Those dreams were dreamt more than thirty years ago now.  There have been many storms and trials since.  Lots of water has passed beneath life’s bridge.  My friends’ lives took many different courses.  One (pictured with me above) died suddenly in his mid-twenties, another was married and then divorced, a third joined and then left Cru staff to become a lawyer, and one never finished college and became a security guard.

Reflecting on our lives and walks with God, I was struck by the thin line separating wisdom from cynicism.  All of us made choices along the way—thousands and thousands of them, choices that pulled and pushed us down the corridors of time.  Most of those youthful dreams quickly fled or slowly died away under reality’s crushing weight.  We all squandered opportunities to serve Jesus fully.

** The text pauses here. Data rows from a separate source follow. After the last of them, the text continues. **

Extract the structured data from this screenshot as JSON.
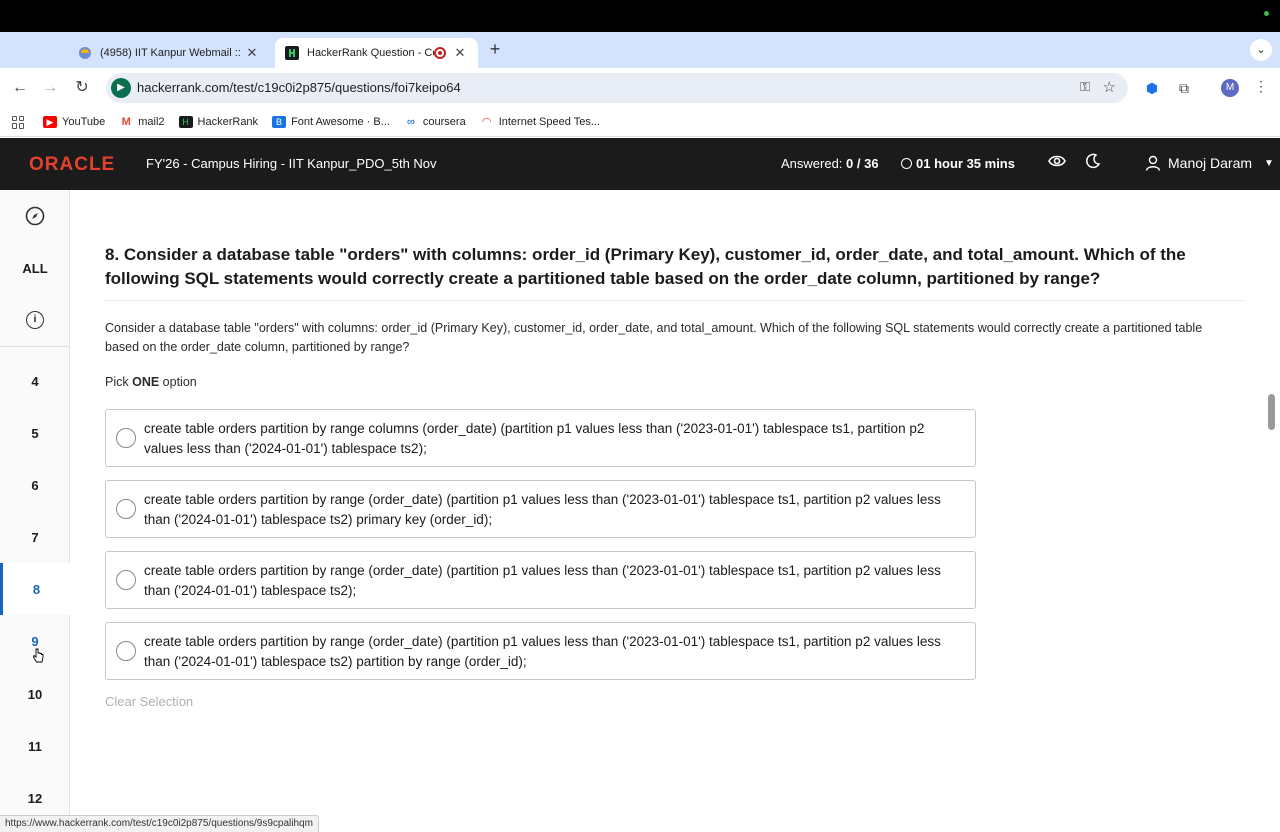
{
  "browser": {
    "tabs": [
      {
        "title": "(4958) IIT Kanpur Webmail ::",
        "active": false
      },
      {
        "title": "HackerRank Question - Co",
        "active": true,
        "recording": true
      }
    ],
    "new_tab": "+",
    "url": "hackerrank.com/test/c19c0i2p875/questions/foi7keipo64",
    "profile_initial": "M",
    "bookmarks": [
      "YouTube",
      "mail2",
      "HackerRank",
      "Font Awesome · B...",
      "coursera",
      "Internet Speed Tes..."
    ],
    "status_url": "https://www.hackerrank.com/test/c19c0i2p875/questions/9s9cpalihqm"
  },
  "header": {
    "logo": "ORACLE",
    "test_name": "FY'26 - Campus Hiring - IIT Kanpur_PDO_5th Nov",
    "answered_label": "Answered:",
    "answered_value": "0 / 36",
    "timer": "01 hour 35 mins",
    "user_name": "Manoj Daram"
  },
  "sidebar": {
    "all_label": "ALL",
    "questions": [
      "4",
      "5",
      "6",
      "7",
      "8",
      "9",
      "10",
      "11",
      "12"
    ],
    "active_question": "8"
  },
  "question": {
    "title": "8. Consider a database table \"orders\" with columns: order_id (Primary Key), customer_id, order_date, and total_amount. Which of the following SQL statements would correctly create a partitioned table based on the order_date column, partitioned by range?",
    "body": "Consider a database table \"orders\" with columns: order_id (Primary Key), customer_id, order_date, and total_amount. Which of the following SQL statements would correctly create a partitioned table based on the order_date column, partitioned by range?",
    "pick_prefix": "Pick ",
    "pick_bold": "ONE",
    "pick_suffix": " option",
    "options": [
      "create table orders partition by range columns (order_date) (partition p1 values less than ('2023-01-01') tablespace ts1, partition p2 values less than ('2024-01-01') tablespace ts2);",
      "create table orders partition by range (order_date) (partition p1 values less than ('2023-01-01') tablespace ts1, partition p2 values less than ('2024-01-01') tablespace ts2) primary key (order_id);",
      "create table orders partition by range (order_date) (partition p1 values less than ('2023-01-01') tablespace ts1, partition p2 values less than ('2024-01-01') tablespace ts2);",
      "create table orders partition by range (order_date) (partition p1 values less than ('2023-01-01') tablespace ts1, partition p2 values less than ('2024-01-01') tablespace ts2) partition by range (order_id);"
    ],
    "clear_selection": "Clear Selection"
  },
  "colors": {
    "oracle_red": "#e4402c",
    "active_blue": "#1565c0",
    "header_bg": "#1b1b1b"
  }
}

Did any of us become world changers?  I suppose we each, in our own ways, did help change the world—for better and for worse.  We wanted to be great, but in the end, we all turned out to be notoriously normal—broken, struggling, anonymous, unimpressive, and yet, still loved and graciously used by a wonderfully good and patient God.

Our youthful dreams of grandeur were mostly our own.  We were not wrong to dream them, but in the face of real life and God’s greater plan, they didn’t mean or amount to all that much.  And cynicism comes easy when you merely compare the youthful dream with the stark reality.  Most of our dreams are lost and forgotten in time.  Most of our goals remain unfulfilled.  Few succeed in achieving what was dreamed about in youth.

Wisdom, however, helps us understand that whatever visions and plans we may have once had, ultimately, all of us make daily decisions that bring us step by step to the threshold of today.  This is the wisdom of personal responsibility.  The wise will not blame others for what might have been but somehow never was.  No matter how awful or difficult the path became, we all had choices about the way we would live our lives.

Wisdom also affirms that life is more than choices.  This is our Father’s world, and our decisions are always coupled with His sovereign—and sometimes incomprehensible—purposes and plans.  True wisdom surrenders to the ways of a God who is wholly worthy of our trust.  We may have wanted more for ourselves when God wanted less.  The opposite is also true.  Many well-known believers never sought fame, fortune, or “scope” in their service of the Lord.  God simply chose to elevate and multiply what they were humbly doing for His own purposes and glory.  They were faithful, of course, but He was the Master Planner, opening doors for a broader base of impact.

Wisdom understands this and gives God all the glory.  Our calling, then, is not to fulfill our wildest dreams or achieve our highest goals, noble though they be.  There’s nothing wrong with wanting to be more, of course, but just like John the Baptist, sometimes God calls us to be less (John 3:30).  The cynic lives in bitterness and regret over all that might have been.  The sage knows that sometimes less is more in the long-range economy of an omniscient and omnipotent God.  In this we can be content, giving Him our sincerest thanks and most joyous praise.